After his release, Bobo got help from the Area Recourses for Community and Human Services. ARCHS assigned him a mentor, Felece Brown, who helped him get training in automotive maintenance from Ranken College, and later find a job.
“I looked at what I thought would be a good fit for him,” Brown said.
Bobo is now an assistant manager at a car service facility in University City. Brown has stayed in contact with Bobo even after he passed through the ARCHS program. According to her, the real test of improvement doesn’t come from a person simply going through the steps the program lays out, or even just doing the program for the benefit of their family. In the case of Bobo, Brown said she saw real change.

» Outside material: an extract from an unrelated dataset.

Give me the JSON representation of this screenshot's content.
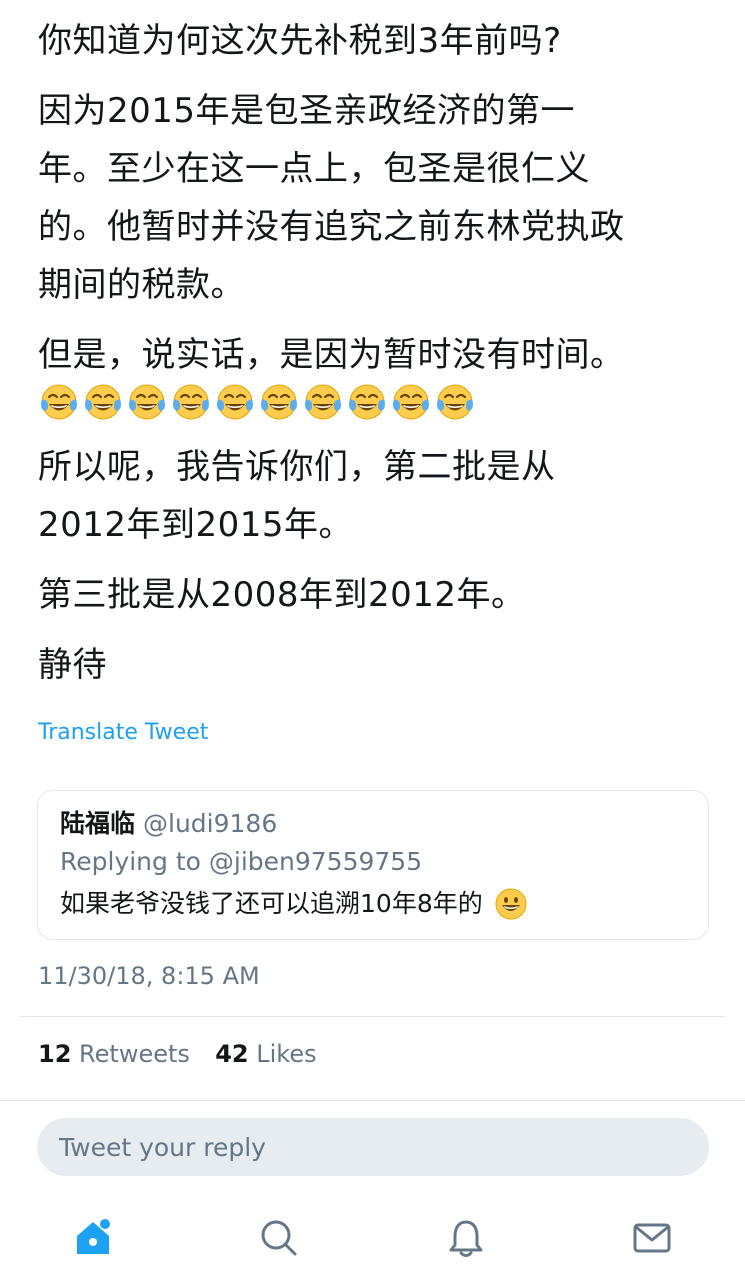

“You can supply a person with training, you can supply him with employment, but until they actually get it and want to change and not do it for me or their wife or mother or for some other family member,” he or she can’t succeed, Brown said. “He has the potential, and everything there, that he needed.”
This half-decade of self-betterment and education eventually led Bobo back to Ranken. This time, however, he was not receiving an education, but a means to help support his family.

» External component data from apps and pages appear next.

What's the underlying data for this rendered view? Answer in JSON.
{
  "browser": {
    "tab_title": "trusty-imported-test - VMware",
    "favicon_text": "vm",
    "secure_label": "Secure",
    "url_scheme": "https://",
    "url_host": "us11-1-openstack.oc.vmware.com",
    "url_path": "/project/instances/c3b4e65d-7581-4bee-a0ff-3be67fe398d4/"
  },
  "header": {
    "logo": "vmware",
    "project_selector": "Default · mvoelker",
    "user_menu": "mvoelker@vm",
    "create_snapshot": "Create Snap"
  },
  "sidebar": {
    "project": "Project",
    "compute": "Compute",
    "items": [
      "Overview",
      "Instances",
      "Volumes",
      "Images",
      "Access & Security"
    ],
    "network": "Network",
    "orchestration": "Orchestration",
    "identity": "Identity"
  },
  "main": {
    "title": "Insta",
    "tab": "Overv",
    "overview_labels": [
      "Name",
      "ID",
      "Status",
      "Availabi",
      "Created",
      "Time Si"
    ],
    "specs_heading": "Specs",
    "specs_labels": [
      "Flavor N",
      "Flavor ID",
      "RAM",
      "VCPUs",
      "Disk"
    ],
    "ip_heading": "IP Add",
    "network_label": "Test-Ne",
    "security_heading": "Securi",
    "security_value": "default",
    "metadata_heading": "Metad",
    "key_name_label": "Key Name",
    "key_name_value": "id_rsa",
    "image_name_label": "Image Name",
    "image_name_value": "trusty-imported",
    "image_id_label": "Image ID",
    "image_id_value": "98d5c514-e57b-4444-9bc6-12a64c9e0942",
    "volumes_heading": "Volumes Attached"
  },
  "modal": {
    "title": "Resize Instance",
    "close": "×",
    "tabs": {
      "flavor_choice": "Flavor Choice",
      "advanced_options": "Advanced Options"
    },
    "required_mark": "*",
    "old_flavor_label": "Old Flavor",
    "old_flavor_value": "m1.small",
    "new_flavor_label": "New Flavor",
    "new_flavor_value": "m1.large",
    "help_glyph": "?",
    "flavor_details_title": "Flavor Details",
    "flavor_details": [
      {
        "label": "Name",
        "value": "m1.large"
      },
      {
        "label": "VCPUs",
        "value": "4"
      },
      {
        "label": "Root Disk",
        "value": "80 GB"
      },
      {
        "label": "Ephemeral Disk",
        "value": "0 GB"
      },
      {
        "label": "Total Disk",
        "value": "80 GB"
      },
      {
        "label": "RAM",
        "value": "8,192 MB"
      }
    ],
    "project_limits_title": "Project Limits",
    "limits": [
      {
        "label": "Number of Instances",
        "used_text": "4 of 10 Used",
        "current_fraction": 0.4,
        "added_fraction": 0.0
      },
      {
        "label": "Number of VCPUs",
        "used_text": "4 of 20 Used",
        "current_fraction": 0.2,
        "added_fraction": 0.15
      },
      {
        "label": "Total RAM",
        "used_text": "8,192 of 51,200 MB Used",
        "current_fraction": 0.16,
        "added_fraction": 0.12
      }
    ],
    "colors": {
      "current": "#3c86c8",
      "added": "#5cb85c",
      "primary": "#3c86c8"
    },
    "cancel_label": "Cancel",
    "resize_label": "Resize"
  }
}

Through collaboration with the Recycled Rides program, a nationwide effort that finds and repairs cars to be donated to families in need, Ranken got and then fixed up a 2006 Ford Taurus.
The college’s students spent more than 80 hours working on the car, and such businesses as Esurance and Firestone donated parts and supplies to get the car fully functional. When it became time for the school to pick a recipient for the Taurus, Brown called Bobo and asked him if he wanted a new vehicle.
“I’m like “Do I want a car? Come on Ms. Brown, quit playing’,” Bobo said. Bobo said his mentor then explained about Ranken’s participation in the Recycled Rides program, that Brown had put his name forward to receive the vehicle.
“I feel blessed. I feel honored,” Bobo said. “It’ll help us out a lot.” The Bobo family has been driving an aging Suburban that is less than ideal for Bobo’s daily commute from O’Fallon to University City. In addition to the car, when the students and faculty learned about the Bobo family, many joined forces and purchased presents, including toys, books and a desktop computer, for Antonio, LaTasha and their kids.
“Our student body has pulled together,” said John Wood, vice president for student success at Ranken. “It's kind of a neat addition to the car giveaway.”
Bobo said he and his wife are focusing on raising their kids in a loving environment, and that he wants them to avoid the mistakes that he made. It’s his past, however, that Bobo feels gives him the tools to be a better father and role model for his kids.
“Someone told me that you can’t have a testimony without a test,” Bobo said. “The things from my past must define me, but [also] give me a clear outlook of what my future shouldn’t be, and what I want better for my kids.”
Dan Fox Beacon intern